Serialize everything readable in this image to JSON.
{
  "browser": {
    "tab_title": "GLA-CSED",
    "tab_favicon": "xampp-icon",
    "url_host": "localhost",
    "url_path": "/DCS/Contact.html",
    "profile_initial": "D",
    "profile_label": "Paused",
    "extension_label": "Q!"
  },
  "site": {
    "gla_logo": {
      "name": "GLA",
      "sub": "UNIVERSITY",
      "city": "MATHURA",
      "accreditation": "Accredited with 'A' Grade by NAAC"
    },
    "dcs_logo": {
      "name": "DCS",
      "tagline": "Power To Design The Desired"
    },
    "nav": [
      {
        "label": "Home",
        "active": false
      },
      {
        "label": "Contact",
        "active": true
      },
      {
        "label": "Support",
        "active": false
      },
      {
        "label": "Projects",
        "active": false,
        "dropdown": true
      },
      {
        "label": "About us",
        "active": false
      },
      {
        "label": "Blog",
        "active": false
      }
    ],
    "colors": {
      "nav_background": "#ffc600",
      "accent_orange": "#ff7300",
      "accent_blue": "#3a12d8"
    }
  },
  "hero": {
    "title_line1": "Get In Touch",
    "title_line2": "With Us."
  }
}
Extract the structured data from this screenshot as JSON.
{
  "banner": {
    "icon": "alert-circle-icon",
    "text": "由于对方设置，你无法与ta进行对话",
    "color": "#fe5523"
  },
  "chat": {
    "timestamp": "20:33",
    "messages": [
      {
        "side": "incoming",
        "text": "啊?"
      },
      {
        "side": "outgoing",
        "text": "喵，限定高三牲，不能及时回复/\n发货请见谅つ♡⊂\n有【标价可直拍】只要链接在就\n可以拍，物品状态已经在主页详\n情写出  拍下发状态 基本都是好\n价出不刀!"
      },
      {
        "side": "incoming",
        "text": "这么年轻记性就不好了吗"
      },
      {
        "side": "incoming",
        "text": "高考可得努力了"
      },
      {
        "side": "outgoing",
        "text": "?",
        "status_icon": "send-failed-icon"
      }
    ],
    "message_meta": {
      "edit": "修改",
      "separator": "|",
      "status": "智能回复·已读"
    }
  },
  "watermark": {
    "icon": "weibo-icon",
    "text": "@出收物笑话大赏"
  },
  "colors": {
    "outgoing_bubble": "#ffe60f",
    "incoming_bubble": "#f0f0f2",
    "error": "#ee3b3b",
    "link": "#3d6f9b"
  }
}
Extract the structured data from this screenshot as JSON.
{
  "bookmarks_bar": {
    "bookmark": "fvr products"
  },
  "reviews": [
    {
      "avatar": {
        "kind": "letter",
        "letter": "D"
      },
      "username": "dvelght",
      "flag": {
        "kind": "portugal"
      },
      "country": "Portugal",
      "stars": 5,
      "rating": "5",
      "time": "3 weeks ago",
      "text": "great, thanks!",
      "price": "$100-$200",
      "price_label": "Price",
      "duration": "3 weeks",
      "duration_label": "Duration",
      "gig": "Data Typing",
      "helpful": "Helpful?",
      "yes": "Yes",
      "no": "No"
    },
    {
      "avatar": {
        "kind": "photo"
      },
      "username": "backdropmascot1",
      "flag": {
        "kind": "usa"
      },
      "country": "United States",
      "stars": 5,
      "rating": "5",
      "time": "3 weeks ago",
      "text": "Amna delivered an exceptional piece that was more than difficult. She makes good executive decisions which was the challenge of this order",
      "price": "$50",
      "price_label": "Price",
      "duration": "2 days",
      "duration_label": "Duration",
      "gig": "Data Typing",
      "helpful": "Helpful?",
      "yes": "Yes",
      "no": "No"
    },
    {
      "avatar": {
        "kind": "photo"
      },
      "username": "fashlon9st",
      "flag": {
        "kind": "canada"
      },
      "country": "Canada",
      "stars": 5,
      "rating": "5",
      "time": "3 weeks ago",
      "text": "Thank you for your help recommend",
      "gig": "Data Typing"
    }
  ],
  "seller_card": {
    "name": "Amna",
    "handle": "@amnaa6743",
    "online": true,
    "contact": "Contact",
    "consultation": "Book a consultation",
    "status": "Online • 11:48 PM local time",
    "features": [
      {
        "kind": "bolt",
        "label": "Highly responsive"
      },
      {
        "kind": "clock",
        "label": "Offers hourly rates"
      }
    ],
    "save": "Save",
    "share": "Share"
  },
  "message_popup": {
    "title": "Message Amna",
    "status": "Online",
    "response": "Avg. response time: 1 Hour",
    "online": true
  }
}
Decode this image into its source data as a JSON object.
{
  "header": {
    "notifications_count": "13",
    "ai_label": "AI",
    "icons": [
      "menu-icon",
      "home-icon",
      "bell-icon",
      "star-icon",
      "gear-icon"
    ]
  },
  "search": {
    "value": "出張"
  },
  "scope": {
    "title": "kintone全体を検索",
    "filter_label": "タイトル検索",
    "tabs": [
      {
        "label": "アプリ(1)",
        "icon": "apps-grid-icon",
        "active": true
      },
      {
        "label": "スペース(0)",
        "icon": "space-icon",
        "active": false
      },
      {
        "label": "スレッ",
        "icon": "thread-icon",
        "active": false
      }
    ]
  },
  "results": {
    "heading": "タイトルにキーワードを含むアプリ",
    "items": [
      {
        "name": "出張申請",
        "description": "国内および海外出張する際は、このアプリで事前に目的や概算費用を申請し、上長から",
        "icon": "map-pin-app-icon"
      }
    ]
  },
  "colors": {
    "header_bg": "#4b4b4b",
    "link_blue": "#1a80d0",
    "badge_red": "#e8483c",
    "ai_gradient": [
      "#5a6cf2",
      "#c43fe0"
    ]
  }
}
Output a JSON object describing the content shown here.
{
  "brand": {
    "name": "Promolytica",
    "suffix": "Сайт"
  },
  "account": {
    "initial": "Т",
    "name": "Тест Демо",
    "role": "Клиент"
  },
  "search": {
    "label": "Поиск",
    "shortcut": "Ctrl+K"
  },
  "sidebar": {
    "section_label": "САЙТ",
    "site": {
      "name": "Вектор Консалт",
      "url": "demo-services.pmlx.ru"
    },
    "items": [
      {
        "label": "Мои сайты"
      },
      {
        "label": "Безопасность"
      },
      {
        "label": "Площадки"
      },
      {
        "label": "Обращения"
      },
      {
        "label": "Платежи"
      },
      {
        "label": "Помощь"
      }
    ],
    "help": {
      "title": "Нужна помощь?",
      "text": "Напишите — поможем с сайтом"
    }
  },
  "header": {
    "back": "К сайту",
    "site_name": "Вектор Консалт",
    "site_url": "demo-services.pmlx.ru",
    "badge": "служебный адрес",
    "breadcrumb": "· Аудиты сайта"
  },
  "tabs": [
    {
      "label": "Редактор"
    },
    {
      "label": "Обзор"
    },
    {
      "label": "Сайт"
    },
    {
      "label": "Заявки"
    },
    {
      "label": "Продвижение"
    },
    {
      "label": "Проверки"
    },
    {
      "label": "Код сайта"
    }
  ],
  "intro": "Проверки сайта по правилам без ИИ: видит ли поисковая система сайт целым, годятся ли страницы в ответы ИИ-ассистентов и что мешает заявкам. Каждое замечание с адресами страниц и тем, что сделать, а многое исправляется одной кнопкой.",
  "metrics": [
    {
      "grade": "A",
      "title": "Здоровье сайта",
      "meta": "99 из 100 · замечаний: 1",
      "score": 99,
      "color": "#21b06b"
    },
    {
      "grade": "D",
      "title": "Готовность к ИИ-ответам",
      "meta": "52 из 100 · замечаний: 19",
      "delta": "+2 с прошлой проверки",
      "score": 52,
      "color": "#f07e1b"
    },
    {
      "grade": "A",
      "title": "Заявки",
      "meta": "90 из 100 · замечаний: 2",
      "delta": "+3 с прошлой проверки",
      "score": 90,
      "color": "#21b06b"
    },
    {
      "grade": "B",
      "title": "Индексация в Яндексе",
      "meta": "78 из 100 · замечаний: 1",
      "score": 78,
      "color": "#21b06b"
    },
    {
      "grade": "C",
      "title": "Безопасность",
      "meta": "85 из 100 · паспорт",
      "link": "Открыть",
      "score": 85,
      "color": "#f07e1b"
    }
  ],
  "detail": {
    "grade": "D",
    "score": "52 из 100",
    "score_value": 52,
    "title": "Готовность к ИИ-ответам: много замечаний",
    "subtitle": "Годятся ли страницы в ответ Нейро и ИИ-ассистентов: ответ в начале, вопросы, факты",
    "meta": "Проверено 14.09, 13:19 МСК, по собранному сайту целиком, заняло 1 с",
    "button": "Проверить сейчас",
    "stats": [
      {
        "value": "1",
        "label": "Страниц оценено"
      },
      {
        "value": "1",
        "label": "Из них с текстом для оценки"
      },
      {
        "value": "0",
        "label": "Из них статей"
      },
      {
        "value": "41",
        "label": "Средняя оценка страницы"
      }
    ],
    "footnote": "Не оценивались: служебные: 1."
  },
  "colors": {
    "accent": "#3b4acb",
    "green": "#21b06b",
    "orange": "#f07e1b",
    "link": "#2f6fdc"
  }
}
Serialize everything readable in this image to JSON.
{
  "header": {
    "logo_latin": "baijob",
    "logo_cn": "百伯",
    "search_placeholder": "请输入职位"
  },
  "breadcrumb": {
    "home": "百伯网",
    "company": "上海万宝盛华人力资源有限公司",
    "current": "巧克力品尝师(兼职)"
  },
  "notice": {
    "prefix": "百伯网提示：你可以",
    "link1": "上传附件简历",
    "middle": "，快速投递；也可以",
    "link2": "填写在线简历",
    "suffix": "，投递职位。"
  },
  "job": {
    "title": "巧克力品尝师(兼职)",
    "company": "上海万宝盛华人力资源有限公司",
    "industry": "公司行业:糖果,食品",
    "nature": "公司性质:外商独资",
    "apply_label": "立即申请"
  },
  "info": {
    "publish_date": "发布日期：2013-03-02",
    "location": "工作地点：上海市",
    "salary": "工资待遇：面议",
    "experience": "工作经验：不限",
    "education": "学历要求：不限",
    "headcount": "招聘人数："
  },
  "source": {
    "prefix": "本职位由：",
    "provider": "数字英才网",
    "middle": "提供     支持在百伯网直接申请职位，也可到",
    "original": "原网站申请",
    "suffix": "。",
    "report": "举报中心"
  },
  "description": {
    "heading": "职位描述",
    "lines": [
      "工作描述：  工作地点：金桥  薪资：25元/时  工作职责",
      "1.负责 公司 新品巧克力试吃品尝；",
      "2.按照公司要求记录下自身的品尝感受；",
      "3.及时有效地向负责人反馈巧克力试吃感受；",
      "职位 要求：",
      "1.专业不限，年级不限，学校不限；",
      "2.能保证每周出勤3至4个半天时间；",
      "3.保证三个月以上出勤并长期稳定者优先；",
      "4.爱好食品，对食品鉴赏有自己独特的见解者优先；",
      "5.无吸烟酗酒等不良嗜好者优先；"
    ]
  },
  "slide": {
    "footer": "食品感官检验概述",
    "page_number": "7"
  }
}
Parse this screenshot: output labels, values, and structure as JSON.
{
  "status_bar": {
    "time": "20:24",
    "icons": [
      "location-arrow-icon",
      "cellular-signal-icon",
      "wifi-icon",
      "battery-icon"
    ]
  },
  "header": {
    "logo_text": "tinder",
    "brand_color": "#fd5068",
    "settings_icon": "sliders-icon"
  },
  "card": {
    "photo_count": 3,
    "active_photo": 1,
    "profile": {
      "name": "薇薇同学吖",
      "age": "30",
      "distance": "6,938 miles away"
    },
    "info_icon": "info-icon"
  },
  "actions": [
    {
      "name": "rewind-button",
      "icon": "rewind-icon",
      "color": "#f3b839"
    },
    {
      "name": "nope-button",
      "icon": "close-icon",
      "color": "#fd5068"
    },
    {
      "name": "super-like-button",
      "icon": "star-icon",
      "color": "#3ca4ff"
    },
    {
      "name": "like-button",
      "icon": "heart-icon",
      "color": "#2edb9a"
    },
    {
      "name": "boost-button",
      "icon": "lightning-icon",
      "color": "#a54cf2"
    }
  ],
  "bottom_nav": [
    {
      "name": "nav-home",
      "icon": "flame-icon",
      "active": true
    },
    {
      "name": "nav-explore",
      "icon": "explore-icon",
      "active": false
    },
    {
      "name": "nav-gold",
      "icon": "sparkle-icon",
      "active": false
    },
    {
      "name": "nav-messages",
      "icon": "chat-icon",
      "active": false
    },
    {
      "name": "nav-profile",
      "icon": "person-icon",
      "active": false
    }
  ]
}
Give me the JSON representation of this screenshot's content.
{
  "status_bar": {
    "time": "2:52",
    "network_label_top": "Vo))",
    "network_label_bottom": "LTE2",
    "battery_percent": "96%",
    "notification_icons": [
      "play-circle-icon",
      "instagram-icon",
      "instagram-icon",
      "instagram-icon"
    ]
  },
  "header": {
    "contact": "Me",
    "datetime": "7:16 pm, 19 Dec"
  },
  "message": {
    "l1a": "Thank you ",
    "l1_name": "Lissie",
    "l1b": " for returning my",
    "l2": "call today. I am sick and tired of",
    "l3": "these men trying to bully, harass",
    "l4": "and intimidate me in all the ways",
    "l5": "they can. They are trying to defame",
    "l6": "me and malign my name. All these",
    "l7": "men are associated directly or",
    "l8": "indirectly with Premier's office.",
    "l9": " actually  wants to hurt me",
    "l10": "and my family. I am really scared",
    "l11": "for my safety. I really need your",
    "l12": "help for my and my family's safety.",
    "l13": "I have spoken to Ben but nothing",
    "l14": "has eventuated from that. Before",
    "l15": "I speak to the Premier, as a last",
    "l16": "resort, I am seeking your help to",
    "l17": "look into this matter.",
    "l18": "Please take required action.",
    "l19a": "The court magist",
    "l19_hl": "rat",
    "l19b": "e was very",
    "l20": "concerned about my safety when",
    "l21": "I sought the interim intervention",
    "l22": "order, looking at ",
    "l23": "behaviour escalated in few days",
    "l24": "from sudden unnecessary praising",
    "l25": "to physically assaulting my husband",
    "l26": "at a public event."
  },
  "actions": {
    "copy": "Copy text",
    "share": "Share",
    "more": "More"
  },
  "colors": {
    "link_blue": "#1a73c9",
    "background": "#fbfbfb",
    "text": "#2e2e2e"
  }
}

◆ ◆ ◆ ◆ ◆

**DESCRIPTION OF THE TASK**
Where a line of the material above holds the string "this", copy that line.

**TASK SOLUTION**
Serialize everything readable in this image to JSON.
Extract the structured data from this screenshot as JSON.
Extract the structured data from this screenshot as JSON.
      "text": "Amna delivered an exceptional piece that was more than difficult. She makes good executive decisions which was the challenge of this order",
Decode this image into its source data as a JSON object.
Serialize everything readable in this image to JSON.
Parse this screenshot: output labels, values, and structure as JSON.
Give me the JSON representation of this screenshot's content.
    "l17": "look into this matter.",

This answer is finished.